January 31, 2009 -
For many years, the San Francisco Naval Shipyard has been a source of inspiration for my photographs of New York's industrial edges. As mentioned in an interview with the NY Times, I "grew up in the Mission District of San Francisco, within view of the Navy Yard." The view from my back porch was of the iconic crane in the shipyard, pictured above. This was once the world's largest crane, though for many years, I considered it just another mysterious part of the city's skyline.
In 2006, I began photographing inside the San Francisco Naval Shipyard, documenting the changes it is undergoing. At the same time, I also began documenting the Brooklyn Navy Yard, which is undergoing a very similar transformation. Both are former Navy properties that played a large role in World War II. Both have subsequently been sold to their respective cities, and have become a home to both artists and industry. Both are still full of abandoned and unused historic spaces, and are currently undergoing huge redevelopments.
In 2008 San Francisco voters overwhelmingly passed Proposal G, allowing the San Francisco Naval Shipyard to be redeveloped by the Lennar Corporation. According to the San Francisco Chronicle, the project will "remake the combined 720 acres with homes, retail shops and a green office park ringed by 300 acres of parkland - and possibly build a new stadium for the 49ers..." In the meantime, these photographs document some of the historic spaces that still remain in the shipyard.
In January, 2009, the UnionDocs Gallery curated an exhibit of my photographs titled Abandoned Brooklyn. The photos explored the industrial neighborhoods of Brooklyn, visiting an abandoned airport, deserted train stations and empty powerhouses, and documented a transitional moment in Brooklyn’s history, as it moves from its industrial past towards a future that seems to be dominated by luxury apartment buildings and chain stores.
The opening of Abandoned Brooklyn kicked off a new season of the UnionDocs Documentary Bodega screening series. As part of the opening night, there was a screening of my film Covered Tracks - a short documentary about an abandoned homeless city underneath Manhattan. Also screening was a short documentary about my photographs, directed by Joe Pacheco for the series Caught in the Act: Art in Brooklyn.
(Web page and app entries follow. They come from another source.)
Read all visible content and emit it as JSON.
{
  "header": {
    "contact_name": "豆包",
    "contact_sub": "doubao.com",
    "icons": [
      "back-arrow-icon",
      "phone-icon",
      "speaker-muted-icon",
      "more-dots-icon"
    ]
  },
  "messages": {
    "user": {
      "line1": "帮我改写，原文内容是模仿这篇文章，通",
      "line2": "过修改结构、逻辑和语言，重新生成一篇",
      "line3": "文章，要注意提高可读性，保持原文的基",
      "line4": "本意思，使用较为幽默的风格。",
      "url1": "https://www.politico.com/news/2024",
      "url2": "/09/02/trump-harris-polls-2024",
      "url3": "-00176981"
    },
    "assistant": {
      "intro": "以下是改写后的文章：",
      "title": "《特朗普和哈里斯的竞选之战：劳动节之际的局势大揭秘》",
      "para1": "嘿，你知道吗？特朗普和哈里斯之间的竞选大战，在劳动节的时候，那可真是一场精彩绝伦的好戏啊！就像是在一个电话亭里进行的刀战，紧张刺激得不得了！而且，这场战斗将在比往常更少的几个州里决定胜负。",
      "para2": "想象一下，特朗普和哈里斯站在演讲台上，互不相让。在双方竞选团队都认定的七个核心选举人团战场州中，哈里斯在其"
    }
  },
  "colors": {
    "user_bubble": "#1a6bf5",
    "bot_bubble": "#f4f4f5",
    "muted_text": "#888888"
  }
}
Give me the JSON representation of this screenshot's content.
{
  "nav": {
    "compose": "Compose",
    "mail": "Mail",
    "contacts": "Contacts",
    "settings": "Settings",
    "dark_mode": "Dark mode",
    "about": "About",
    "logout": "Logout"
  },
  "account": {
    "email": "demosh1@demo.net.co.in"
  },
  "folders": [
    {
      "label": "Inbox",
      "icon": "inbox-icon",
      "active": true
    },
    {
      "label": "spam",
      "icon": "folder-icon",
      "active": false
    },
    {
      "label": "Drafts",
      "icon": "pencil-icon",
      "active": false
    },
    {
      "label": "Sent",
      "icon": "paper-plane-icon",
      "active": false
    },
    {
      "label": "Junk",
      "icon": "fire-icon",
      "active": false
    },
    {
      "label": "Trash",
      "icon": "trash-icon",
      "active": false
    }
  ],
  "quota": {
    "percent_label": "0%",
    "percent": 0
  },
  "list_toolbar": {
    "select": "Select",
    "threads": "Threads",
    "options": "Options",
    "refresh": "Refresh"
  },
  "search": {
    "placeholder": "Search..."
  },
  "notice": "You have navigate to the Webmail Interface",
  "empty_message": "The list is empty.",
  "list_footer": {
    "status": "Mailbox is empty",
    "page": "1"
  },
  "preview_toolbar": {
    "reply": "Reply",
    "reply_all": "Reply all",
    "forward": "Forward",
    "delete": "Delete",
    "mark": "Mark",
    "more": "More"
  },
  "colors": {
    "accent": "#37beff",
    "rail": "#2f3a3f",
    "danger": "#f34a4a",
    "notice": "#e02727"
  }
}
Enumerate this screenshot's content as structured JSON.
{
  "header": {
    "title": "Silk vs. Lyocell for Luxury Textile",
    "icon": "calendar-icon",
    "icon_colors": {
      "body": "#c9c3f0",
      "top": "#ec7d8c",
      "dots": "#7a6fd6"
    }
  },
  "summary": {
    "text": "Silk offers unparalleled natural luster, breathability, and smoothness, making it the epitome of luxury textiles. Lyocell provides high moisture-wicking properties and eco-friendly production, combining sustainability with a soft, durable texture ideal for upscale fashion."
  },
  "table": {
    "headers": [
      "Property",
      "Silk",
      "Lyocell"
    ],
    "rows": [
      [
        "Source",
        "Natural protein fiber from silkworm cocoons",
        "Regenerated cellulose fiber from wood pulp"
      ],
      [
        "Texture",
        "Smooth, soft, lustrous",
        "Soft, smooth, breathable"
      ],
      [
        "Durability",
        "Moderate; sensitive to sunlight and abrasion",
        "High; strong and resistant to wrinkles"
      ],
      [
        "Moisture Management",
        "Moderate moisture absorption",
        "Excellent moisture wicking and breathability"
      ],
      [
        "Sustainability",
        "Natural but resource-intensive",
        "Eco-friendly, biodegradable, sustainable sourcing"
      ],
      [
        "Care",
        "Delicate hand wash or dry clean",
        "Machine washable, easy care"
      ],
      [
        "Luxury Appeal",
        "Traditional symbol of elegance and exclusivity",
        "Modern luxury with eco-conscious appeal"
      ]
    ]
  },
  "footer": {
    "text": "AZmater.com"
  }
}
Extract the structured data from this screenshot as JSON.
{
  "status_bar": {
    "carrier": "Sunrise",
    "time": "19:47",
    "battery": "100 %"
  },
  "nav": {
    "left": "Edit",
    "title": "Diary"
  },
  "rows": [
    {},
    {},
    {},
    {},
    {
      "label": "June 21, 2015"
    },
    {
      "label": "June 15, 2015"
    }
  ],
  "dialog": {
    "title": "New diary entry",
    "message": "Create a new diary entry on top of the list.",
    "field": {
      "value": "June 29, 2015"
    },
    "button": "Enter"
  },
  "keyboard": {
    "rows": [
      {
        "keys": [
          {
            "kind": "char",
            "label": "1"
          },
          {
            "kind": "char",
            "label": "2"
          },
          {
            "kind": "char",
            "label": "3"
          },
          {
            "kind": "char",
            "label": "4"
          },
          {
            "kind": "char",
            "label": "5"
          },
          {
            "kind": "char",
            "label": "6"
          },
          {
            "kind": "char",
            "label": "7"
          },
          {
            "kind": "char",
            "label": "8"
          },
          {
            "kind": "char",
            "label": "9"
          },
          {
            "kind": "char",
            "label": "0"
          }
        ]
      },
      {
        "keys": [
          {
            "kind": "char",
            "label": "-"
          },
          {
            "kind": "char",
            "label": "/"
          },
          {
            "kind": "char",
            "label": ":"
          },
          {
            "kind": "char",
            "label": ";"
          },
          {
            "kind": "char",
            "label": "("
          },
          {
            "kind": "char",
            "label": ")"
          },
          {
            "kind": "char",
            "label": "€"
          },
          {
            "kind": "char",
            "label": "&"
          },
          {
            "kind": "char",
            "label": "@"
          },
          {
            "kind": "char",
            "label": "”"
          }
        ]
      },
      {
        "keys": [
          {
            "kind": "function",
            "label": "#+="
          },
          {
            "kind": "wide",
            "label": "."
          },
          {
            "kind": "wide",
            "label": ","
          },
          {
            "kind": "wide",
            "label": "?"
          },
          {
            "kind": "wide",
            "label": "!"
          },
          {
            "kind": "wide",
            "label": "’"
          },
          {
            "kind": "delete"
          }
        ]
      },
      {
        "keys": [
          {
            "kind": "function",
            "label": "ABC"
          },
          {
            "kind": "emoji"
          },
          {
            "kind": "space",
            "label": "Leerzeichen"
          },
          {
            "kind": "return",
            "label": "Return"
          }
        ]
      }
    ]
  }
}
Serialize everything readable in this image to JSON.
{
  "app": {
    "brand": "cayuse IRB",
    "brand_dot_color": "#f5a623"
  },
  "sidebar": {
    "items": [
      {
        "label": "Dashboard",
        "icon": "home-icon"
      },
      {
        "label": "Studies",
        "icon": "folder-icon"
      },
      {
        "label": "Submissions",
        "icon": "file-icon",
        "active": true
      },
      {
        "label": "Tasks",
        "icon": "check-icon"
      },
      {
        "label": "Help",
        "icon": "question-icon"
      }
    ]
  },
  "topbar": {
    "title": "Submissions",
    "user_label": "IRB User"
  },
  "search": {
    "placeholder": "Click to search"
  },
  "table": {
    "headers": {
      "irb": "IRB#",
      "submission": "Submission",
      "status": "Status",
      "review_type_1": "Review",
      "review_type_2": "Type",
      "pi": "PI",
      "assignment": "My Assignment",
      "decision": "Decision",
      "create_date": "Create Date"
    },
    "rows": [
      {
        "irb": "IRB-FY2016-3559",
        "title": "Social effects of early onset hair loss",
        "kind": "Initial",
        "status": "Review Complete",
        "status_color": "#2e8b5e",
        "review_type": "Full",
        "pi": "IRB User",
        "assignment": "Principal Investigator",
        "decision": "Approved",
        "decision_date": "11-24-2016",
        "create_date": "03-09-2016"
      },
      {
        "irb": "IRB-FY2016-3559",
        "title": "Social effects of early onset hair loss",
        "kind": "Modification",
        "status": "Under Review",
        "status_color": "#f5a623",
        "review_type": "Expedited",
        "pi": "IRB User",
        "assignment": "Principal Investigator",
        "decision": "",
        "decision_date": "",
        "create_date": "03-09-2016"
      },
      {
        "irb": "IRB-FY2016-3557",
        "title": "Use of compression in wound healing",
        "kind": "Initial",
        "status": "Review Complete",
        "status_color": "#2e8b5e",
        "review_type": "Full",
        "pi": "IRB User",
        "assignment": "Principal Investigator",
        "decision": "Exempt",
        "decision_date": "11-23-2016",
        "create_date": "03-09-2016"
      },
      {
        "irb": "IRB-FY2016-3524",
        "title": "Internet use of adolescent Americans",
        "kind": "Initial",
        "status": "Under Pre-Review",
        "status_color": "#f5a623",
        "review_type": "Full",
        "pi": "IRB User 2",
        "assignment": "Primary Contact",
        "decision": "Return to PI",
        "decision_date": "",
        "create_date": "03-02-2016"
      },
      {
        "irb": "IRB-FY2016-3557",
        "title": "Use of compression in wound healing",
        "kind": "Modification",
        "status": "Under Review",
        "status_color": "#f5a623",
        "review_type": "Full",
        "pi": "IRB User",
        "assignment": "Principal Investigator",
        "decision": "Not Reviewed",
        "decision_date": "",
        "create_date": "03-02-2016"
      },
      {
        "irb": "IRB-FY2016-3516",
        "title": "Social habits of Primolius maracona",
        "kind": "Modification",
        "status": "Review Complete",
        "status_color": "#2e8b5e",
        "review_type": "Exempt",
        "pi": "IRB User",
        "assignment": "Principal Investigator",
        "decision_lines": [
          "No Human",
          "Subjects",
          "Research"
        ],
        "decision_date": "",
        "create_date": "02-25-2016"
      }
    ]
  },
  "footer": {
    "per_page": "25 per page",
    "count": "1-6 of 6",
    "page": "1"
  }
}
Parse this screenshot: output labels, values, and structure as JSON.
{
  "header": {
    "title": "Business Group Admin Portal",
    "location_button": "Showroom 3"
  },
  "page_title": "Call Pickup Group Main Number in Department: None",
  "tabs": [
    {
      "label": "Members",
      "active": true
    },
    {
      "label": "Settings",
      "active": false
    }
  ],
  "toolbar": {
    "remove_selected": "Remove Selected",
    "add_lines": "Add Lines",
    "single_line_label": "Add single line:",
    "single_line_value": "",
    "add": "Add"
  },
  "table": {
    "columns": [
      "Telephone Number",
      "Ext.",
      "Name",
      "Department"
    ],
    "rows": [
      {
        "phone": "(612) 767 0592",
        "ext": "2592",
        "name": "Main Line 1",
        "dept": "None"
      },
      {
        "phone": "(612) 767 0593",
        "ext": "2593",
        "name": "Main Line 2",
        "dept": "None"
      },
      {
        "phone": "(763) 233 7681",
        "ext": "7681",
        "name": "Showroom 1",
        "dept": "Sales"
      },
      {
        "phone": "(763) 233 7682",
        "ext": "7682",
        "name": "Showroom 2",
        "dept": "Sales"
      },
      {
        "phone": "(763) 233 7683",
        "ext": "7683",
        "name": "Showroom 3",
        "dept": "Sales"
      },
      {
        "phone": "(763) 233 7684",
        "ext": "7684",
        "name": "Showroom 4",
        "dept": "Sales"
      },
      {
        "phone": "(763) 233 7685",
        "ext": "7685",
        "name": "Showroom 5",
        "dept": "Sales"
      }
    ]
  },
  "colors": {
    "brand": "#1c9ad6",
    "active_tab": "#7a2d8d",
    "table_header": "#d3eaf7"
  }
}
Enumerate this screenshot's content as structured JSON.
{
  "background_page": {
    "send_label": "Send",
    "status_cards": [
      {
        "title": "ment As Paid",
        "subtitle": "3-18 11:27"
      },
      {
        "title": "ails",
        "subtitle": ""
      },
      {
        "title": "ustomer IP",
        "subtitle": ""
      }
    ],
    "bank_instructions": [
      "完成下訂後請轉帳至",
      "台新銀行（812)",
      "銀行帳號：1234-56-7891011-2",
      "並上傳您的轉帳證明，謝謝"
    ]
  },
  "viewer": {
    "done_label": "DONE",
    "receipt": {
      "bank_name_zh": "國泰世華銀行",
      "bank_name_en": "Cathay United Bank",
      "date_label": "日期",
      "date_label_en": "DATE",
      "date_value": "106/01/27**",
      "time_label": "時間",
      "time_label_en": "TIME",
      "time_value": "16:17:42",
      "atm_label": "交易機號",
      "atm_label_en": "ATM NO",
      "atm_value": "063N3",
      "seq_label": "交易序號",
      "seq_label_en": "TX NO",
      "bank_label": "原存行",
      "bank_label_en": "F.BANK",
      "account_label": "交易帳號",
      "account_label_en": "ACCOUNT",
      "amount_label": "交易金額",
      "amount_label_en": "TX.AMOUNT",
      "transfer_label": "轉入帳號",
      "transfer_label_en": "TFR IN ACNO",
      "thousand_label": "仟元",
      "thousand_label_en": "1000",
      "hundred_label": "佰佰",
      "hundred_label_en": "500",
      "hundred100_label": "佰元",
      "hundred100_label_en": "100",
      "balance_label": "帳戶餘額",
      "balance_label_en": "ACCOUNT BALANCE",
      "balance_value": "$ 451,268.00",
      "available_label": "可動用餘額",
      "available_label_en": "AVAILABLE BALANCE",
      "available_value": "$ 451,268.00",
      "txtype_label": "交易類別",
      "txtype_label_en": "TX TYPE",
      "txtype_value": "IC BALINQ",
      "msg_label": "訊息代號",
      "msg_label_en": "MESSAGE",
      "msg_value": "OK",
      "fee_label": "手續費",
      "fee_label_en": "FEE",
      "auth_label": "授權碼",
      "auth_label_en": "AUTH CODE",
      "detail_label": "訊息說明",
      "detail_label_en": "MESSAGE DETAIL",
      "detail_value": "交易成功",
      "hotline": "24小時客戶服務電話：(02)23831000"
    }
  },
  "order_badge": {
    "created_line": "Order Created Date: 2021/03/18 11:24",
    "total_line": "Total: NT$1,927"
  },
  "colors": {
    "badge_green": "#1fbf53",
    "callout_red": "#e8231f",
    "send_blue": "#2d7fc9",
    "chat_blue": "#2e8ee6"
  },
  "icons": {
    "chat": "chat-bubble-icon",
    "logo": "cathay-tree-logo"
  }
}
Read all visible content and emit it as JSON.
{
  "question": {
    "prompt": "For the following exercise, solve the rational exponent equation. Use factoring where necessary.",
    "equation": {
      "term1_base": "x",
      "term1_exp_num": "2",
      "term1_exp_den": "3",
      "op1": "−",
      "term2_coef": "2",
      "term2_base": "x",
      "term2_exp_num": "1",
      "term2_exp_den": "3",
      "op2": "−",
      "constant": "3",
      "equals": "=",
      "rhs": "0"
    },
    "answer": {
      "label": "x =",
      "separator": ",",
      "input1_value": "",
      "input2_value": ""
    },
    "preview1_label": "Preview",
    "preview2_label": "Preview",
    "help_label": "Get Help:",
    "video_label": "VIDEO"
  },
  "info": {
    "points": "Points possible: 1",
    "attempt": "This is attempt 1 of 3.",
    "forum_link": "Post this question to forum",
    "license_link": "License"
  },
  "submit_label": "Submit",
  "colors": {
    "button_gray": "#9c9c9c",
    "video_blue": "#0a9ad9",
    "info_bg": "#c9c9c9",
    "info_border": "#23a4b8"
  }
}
Abandoned Brooklyn was featured in a slideshow and interview on Gothamist, which described the work as "accessing areas that normal folks don't usually see." The Greenpoint Gazette agreed, saying the "works intrigue not only for their aesthetic beauty—the beauty of ruin, of decay, of the sad passing of time—but because like the photographs of Jacob Riis, they show us a world we would otherwise never see, a world left behind by the quick waves of gentrification." Brooklyn author Richard Grayson wrote in particular about "a gorgeous photo of an abandoned hangar from Floyd Bennett Field" that evoked memories his childhood, when the airfield was still in use.